[Start of Attachment]

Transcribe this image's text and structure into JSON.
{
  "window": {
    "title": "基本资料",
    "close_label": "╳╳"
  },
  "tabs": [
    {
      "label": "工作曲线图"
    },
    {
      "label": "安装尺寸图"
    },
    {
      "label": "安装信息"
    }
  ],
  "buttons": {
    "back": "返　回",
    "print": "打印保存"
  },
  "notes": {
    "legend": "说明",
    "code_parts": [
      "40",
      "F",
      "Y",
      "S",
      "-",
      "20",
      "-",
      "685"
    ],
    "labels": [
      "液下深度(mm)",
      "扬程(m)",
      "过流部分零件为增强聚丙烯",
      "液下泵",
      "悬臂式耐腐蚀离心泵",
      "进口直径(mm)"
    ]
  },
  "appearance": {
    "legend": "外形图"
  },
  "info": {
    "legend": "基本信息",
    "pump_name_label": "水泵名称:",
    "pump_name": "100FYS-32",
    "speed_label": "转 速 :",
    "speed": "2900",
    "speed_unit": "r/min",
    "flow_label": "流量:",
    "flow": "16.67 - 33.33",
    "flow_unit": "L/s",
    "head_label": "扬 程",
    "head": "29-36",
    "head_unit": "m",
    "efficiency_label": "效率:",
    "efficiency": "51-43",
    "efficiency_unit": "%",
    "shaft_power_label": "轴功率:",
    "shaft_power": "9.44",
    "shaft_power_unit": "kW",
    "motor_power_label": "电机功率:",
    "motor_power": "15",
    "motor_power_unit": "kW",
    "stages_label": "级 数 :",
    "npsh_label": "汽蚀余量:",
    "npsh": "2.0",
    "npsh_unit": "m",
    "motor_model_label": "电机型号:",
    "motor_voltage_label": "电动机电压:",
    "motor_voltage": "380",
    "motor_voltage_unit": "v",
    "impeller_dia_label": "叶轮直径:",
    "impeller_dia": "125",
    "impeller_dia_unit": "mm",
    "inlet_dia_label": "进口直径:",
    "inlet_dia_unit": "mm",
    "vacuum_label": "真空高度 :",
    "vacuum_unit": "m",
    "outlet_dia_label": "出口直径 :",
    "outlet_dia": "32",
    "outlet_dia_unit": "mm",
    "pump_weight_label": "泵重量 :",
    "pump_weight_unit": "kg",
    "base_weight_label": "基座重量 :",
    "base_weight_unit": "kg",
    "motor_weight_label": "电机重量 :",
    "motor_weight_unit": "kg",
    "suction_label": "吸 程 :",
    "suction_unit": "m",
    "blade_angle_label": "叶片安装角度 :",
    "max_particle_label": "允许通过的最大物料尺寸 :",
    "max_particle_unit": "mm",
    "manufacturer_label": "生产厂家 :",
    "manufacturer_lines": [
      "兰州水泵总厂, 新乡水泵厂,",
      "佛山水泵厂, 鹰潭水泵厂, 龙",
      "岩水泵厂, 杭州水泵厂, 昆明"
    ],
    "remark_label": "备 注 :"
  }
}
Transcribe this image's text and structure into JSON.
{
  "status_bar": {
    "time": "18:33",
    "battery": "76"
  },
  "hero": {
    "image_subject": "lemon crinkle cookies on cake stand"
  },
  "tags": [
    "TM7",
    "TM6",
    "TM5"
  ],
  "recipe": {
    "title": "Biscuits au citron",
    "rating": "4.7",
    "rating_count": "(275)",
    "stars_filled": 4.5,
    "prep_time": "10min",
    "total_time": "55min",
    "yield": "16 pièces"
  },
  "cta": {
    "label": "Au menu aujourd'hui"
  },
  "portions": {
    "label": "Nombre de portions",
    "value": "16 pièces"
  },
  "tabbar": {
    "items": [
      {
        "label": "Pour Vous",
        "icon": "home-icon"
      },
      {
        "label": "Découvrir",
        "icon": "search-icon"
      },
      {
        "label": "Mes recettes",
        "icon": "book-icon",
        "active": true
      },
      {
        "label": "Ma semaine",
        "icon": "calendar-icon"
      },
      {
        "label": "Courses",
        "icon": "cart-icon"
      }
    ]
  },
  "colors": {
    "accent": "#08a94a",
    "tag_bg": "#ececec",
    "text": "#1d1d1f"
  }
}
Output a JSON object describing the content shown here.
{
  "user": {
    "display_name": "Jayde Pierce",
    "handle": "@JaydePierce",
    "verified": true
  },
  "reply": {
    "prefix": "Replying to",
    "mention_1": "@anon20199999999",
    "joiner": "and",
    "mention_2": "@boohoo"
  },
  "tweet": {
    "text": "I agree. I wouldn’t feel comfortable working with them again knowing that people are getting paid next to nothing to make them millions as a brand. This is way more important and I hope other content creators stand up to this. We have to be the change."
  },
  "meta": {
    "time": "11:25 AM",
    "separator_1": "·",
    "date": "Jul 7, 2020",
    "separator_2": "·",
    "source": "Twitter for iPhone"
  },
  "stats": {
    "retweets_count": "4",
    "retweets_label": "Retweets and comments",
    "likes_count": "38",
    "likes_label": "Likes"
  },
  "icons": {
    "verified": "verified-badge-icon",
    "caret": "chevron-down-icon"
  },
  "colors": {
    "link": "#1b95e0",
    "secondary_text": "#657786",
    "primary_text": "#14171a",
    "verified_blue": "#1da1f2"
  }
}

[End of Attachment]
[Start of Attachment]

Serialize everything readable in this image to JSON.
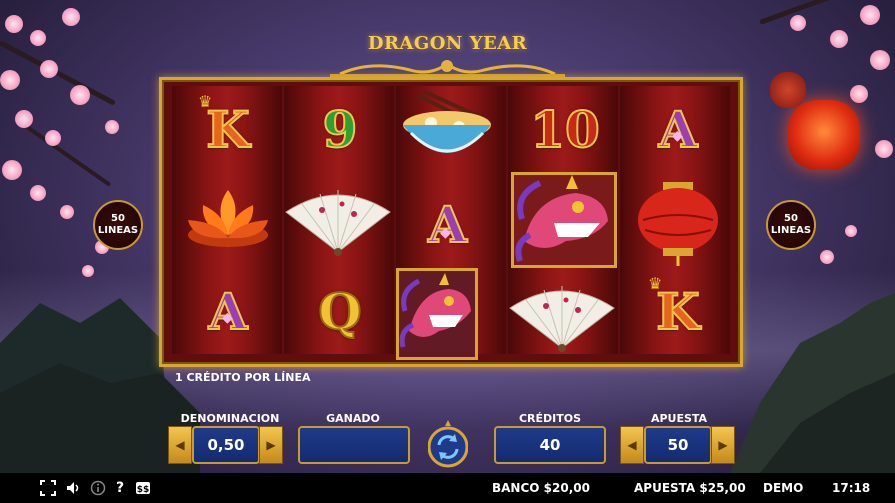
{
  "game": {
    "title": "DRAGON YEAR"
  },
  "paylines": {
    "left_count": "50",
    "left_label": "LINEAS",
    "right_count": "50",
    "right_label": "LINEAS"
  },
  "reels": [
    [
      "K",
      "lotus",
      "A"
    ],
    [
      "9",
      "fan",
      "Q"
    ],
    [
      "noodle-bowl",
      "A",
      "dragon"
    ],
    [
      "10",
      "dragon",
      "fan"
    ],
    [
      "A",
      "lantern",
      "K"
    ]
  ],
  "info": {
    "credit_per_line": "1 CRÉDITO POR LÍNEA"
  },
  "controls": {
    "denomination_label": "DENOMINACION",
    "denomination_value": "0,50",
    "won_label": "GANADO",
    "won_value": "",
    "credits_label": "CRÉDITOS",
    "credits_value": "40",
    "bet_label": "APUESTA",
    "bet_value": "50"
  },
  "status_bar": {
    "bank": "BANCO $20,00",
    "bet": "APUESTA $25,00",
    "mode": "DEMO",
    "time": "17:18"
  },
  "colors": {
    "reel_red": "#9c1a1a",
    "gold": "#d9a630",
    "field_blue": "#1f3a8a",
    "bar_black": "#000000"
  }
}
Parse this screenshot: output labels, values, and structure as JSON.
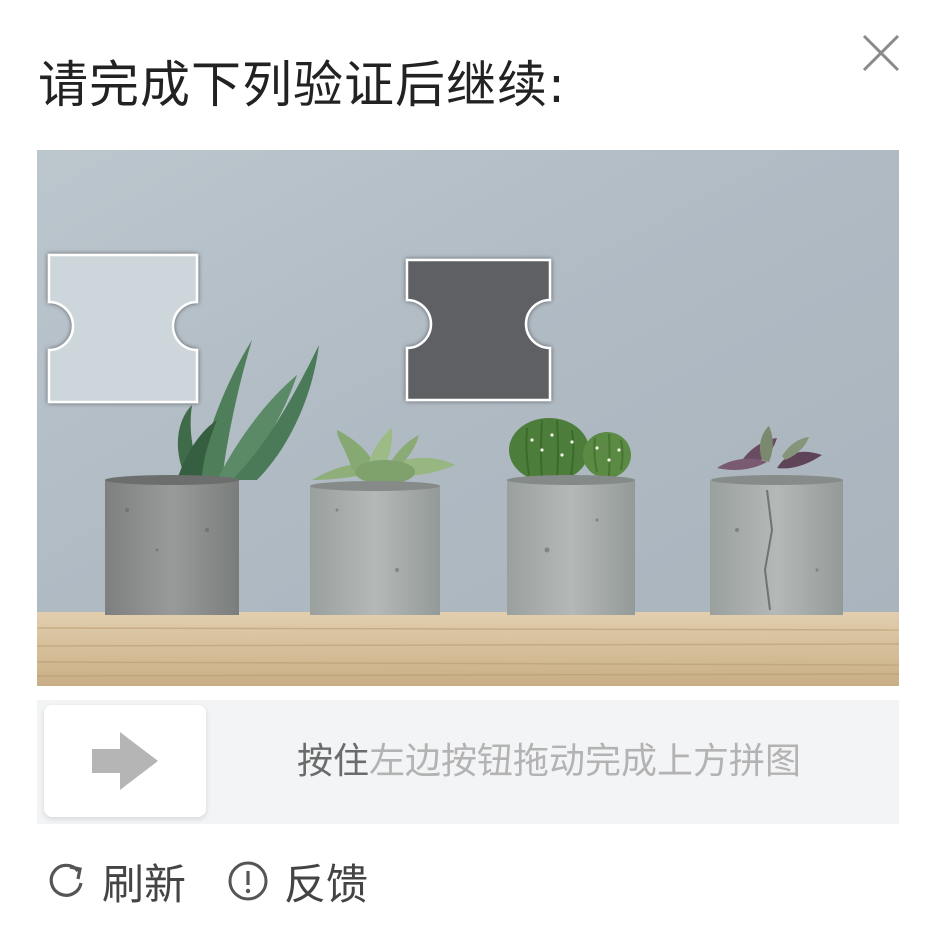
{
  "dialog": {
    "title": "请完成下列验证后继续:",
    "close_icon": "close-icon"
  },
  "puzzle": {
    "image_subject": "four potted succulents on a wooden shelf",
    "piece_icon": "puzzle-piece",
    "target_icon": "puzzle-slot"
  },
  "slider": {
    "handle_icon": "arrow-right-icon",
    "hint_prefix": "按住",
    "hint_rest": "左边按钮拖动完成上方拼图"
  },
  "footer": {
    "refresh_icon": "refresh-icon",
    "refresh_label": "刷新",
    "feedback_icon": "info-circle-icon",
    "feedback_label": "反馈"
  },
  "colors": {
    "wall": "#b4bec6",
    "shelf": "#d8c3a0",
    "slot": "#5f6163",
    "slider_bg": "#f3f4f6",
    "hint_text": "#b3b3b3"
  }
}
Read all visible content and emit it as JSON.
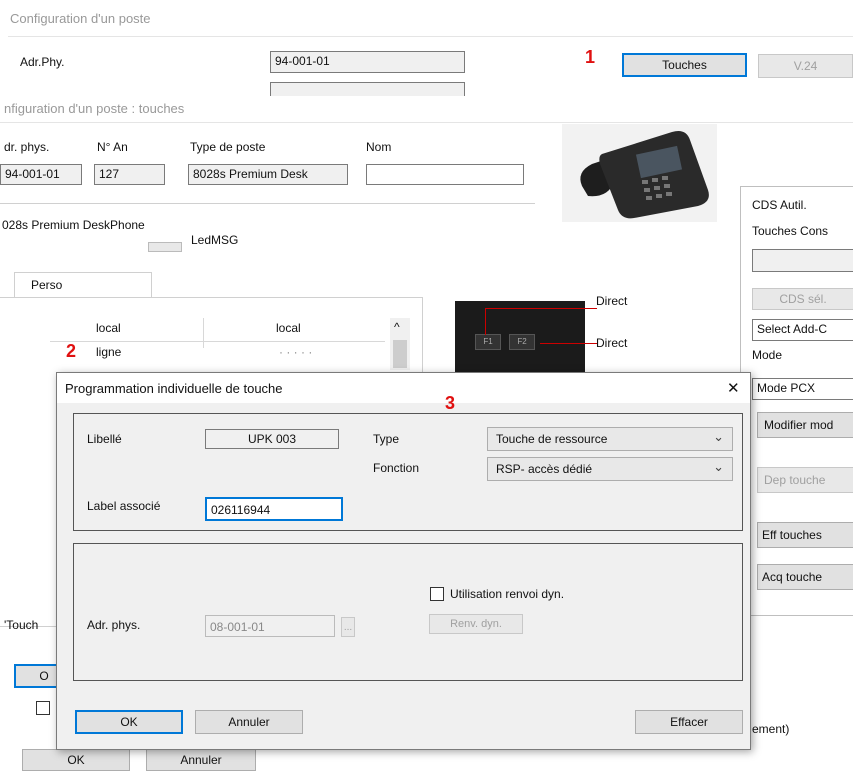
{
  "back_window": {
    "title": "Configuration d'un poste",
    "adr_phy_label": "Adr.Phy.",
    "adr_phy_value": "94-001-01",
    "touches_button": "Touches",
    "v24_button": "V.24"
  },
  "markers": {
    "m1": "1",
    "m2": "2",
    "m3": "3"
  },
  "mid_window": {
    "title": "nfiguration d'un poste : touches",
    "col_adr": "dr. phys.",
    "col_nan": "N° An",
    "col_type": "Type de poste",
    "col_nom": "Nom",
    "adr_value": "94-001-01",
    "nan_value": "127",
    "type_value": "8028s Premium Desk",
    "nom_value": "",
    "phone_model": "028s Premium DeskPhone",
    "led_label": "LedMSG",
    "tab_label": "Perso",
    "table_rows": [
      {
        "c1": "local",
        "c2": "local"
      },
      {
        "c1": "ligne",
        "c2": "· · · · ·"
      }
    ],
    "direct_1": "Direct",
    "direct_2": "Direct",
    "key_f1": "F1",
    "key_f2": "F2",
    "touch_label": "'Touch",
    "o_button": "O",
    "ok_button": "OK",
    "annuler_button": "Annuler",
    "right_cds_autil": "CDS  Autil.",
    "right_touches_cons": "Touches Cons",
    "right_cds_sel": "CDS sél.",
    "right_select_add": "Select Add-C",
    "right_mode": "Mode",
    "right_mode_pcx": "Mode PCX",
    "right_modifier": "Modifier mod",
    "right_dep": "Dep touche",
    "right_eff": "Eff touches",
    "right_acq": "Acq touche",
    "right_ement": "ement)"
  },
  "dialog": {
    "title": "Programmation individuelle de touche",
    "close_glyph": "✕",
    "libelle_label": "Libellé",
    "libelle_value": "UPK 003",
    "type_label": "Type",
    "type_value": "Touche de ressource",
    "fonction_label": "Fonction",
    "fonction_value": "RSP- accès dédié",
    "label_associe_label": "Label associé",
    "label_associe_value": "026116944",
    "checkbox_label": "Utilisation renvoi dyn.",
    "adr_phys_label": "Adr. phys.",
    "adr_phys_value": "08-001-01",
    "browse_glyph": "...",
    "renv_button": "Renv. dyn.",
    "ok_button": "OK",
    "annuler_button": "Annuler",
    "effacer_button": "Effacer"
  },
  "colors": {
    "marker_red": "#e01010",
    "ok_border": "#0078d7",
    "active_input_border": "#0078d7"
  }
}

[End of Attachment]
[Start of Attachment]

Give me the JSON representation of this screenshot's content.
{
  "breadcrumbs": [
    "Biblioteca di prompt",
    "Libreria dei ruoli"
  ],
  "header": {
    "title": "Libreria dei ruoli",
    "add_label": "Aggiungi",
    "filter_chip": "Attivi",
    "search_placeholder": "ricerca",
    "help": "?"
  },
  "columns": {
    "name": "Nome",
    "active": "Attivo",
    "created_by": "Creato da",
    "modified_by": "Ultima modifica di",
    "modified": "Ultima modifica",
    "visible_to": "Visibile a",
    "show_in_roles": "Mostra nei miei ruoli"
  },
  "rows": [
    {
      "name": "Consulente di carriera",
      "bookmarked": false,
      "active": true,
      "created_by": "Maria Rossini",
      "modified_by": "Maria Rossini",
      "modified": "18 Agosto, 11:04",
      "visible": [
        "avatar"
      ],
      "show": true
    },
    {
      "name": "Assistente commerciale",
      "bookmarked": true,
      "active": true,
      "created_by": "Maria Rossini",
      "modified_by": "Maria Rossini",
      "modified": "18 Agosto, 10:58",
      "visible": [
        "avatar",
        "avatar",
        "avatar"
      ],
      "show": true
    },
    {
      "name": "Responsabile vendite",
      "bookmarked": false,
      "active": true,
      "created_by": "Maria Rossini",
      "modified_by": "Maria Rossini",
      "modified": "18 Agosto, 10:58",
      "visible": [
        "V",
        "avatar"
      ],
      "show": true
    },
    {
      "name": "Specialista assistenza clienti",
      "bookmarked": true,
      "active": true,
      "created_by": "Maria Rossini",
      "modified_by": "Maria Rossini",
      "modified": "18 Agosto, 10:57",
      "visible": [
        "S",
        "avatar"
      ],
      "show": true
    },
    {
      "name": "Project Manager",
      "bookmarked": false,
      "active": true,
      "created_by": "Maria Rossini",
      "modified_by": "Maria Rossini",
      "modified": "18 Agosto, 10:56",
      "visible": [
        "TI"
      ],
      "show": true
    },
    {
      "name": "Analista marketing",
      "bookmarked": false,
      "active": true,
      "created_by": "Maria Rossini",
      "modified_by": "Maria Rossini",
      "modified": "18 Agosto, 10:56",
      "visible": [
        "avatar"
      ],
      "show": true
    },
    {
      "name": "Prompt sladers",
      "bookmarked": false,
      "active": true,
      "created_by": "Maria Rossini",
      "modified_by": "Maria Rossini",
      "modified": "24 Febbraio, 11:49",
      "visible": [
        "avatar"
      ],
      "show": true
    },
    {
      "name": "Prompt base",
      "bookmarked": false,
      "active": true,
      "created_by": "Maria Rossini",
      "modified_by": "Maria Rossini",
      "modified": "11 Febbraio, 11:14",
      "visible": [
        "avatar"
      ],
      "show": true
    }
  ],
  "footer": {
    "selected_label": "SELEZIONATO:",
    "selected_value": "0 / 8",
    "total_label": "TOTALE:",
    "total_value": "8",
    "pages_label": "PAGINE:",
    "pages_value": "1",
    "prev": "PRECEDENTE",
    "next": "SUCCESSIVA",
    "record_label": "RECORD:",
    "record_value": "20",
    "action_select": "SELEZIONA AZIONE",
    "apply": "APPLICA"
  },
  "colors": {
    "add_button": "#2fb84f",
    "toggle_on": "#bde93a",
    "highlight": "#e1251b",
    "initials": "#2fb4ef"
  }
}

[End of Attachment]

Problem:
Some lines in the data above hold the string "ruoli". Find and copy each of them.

Answer to the exercise:
    "Libreria dei ruoli"
    "title": "Libreria dei ruoli",
    "show_in_roles": "Mostra nei miei ruoli"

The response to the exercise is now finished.